**WHAT IS REQUIRED**
All of the records below are to be printed exactly; the pictures are to be left out.

Records excerpted from a collection:
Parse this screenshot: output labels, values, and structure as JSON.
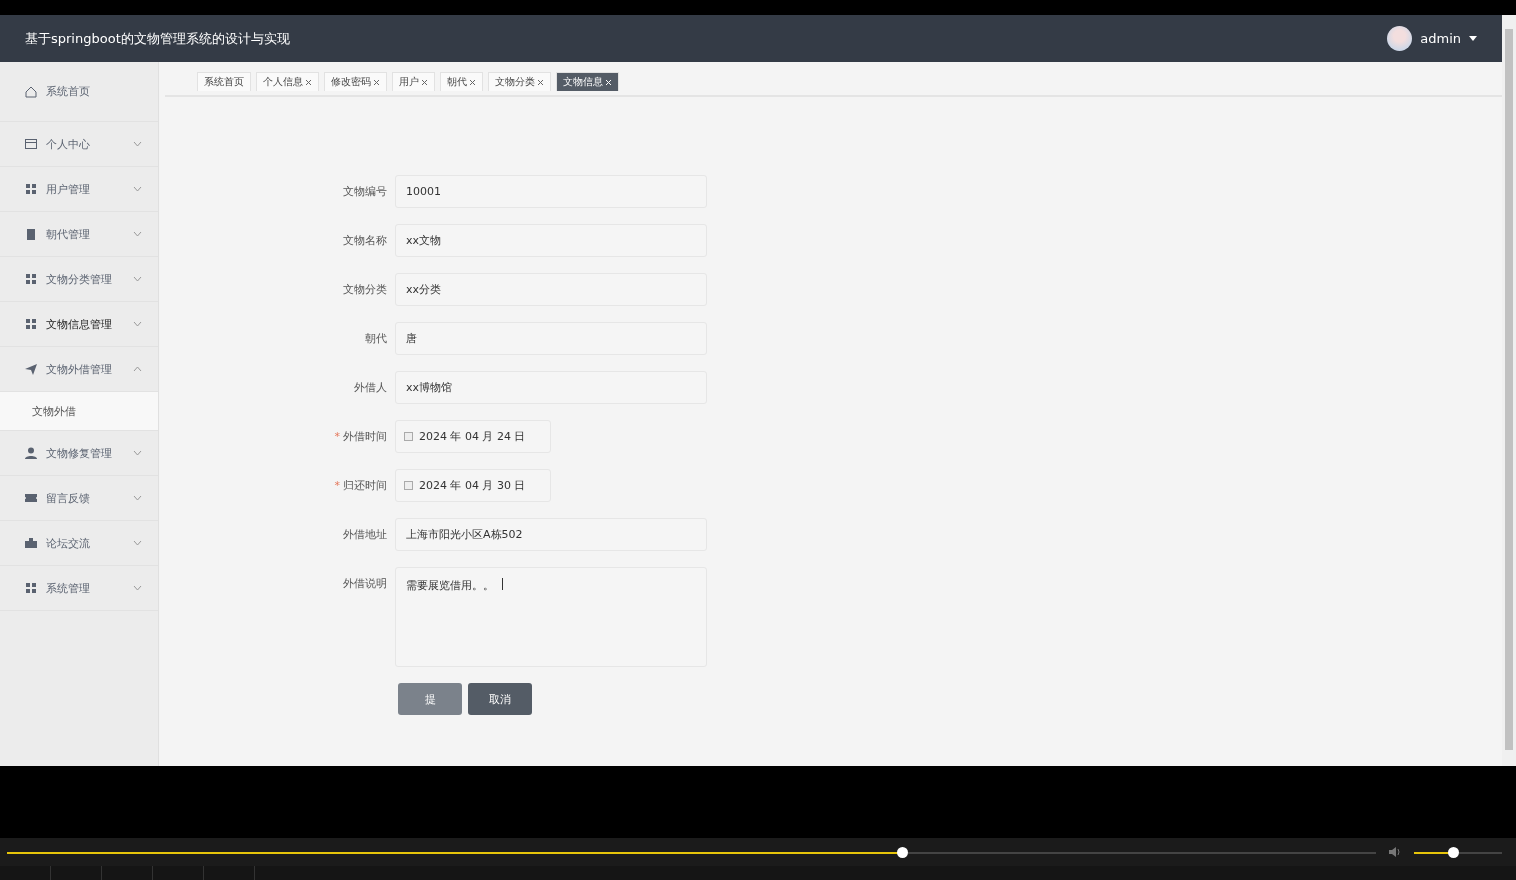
{
  "header": {
    "title": "基于springboot的文物管理系统的设计与实现",
    "user": "admin"
  },
  "tabs": [
    {
      "label": "系统首页",
      "closable": false,
      "selected": false
    },
    {
      "label": "个人信息",
      "closable": true,
      "selected": false
    },
    {
      "label": "修改密码",
      "closable": true,
      "selected": false
    },
    {
      "label": "用户",
      "closable": true,
      "selected": false
    },
    {
      "label": "朝代",
      "closable": true,
      "selected": false
    },
    {
      "label": "文物分类",
      "closable": true,
      "selected": false
    },
    {
      "label": "文物信息",
      "closable": true,
      "selected": true
    }
  ],
  "sidebar": {
    "items": [
      {
        "label": "系统首页",
        "kind": "home",
        "active": false
      },
      {
        "label": "个人中心",
        "kind": "card",
        "expandable": true,
        "expanded": false,
        "active": false
      },
      {
        "label": "用户管理",
        "kind": "grid",
        "expandable": true,
        "expanded": false,
        "active": false
      },
      {
        "label": "朝代管理",
        "kind": "clipboard",
        "expandable": true,
        "expanded": false,
        "active": false
      },
      {
        "label": "文物分类管理",
        "kind": "grid",
        "expandable": true,
        "expanded": false,
        "active": false
      },
      {
        "label": "文物信息管理",
        "kind": "grid",
        "expandable": true,
        "expanded": false,
        "active": true
      },
      {
        "label": "文物外借管理",
        "kind": "plane",
        "expandable": true,
        "expanded": true,
        "active": false,
        "children": [
          {
            "label": "文物外借"
          }
        ]
      },
      {
        "label": "文物修复管理",
        "kind": "user",
        "expandable": true,
        "expanded": false,
        "active": false
      },
      {
        "label": "留言反馈",
        "kind": "ticket",
        "expandable": true,
        "expanded": false,
        "active": false
      },
      {
        "label": "论坛交流",
        "kind": "briefcase",
        "expandable": true,
        "expanded": false,
        "active": false
      },
      {
        "label": "系统管理",
        "kind": "grid",
        "expandable": true,
        "expanded": false,
        "active": false
      }
    ]
  },
  "form": {
    "fields": [
      {
        "label": "文物编号",
        "kind": "text",
        "value": "10001"
      },
      {
        "label": "文物名称",
        "kind": "text",
        "value": "xx文物"
      },
      {
        "label": "文物分类",
        "kind": "text",
        "value": "xx分类"
      },
      {
        "label": "朝代",
        "kind": "text",
        "value": "唐"
      },
      {
        "label": "外借人",
        "kind": "text",
        "value": "xx博物馆"
      },
      {
        "label": "外借时间",
        "kind": "date",
        "required_mark": "*",
        "value": "2024 年 04 月 24 日"
      },
      {
        "label": "归还时间",
        "kind": "date",
        "required_mark": "*",
        "value": "2024 年 04 月 30 日"
      },
      {
        "label": "外借地址",
        "kind": "text",
        "value": "上海市阳光小区A栋502"
      },
      {
        "label": "外借说明",
        "kind": "textarea",
        "value": "需要展览借用。。"
      }
    ],
    "buttons": [
      {
        "label": "提",
        "kind": "submit"
      },
      {
        "label": "取消",
        "kind": "cancel"
      }
    ]
  },
  "player": {
    "progress": {
      "level": 0.654
    },
    "volume": {
      "level": 0.44
    }
  }
}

**COMPLETED TASK**
Parse this screenshot: output labels, values, and structure as JSON.
{
  "header": {
    "title": "基于springboot的文物管理系统的设计与实现",
    "user": "admin"
  },
  "tabs": [
    {
      "label": "系统首页",
      "closable": false,
      "selected": false
    },
    {
      "label": "个人信息",
      "closable": true,
      "selected": false
    },
    {
      "label": "修改密码",
      "closable": true,
      "selected": false
    },
    {
      "label": "用户",
      "closable": true,
      "selected": false
    },
    {
      "label": "朝代",
      "closable": true,
      "selected": false
    },
    {
      "label": "文物分类",
      "closable": true,
      "selected": false
    },
    {
      "label": "文物信息",
      "closable": true,
      "selected": true
    }
  ],
  "sidebar": {
    "items": [
      {
        "label": "系统首页",
        "kind": "home",
        "active": false
      },
      {
        "label": "个人中心",
        "kind": "card",
        "expandable": true,
        "expanded": false,
        "active": false
      },
      {
        "label": "用户管理",
        "kind": "grid",
        "expandable": true,
        "expanded": false,
        "active": false
      },
      {
        "label": "朝代管理",
        "kind": "clipboard",
        "expandable": true,
        "expanded": false,
        "active": false
      },
      {
        "label": "文物分类管理",
        "kind": "grid",
        "expandable": true,
        "expanded": false,
        "active": false
      },
      {
        "label": "文物信息管理",
        "kind": "grid",
        "expandable": true,
        "expanded": false,
        "active": true
      },
      {
        "label": "文物外借管理",
        "kind": "plane",
        "expandable": true,
        "expanded": true,
        "active": false,
        "children": [
          {
            "label": "文物外借"
          }
        ]
      },
      {
        "label": "文物修复管理",
        "kind": "user",
        "expandable": true,
        "expanded": false,
        "active": false
      },
      {
        "label": "留言反馈",
        "kind": "ticket",
        "expandable": true,
        "expanded": false,
        "active": false
      },
      {
        "label": "论坛交流",
        "kind": "briefcase",
        "expandable": true,
        "expanded": false,
        "active": false
      },
      {
        "label": "系统管理",
        "kind": "grid",
        "expandable": true,
        "expanded": false,
        "active": false
      }
    ]
  },
  "form": {
    "fields": [
      {
        "label": "文物编号",
        "kind": "text",
        "value": "10001"
      },
      {
        "label": "文物名称",
        "kind": "text",
        "value": "xx文物"
      },
      {
        "label": "文物分类",
        "kind": "text",
        "value": "xx分类"
      },
      {
        "label": "朝代",
        "kind": "text",
        "value": "唐"
      },
      {
        "label": "外借人",
        "kind": "text",
        "value": "xx博物馆"
      },
      {
        "label": "外借时间",
        "kind": "date",
        "required_mark": "*",
        "value": "2024 年 04 月 24 日"
      },
      {
        "label": "归还时间",
        "kind": "date",
        "required_mark": "*",
        "value": "2024 年 04 月 30 日"
      },
      {
        "label": "外借地址",
        "kind": "text",
        "value": "上海市阳光小区A栋502"
      },
      {
        "label": "外借说明",
        "kind": "textarea",
        "value": "需要展览借用。。"
      }
    ],
    "buttons": [
      {
        "label": "提",
        "kind": "submit"
      },
      {
        "label": "取消",
        "kind": "cancel"
      }
    ]
  },
  "player": {
    "progress": {
      "level": 0.654
    },
    "volume": {
      "level": 0.44
    }
  }
}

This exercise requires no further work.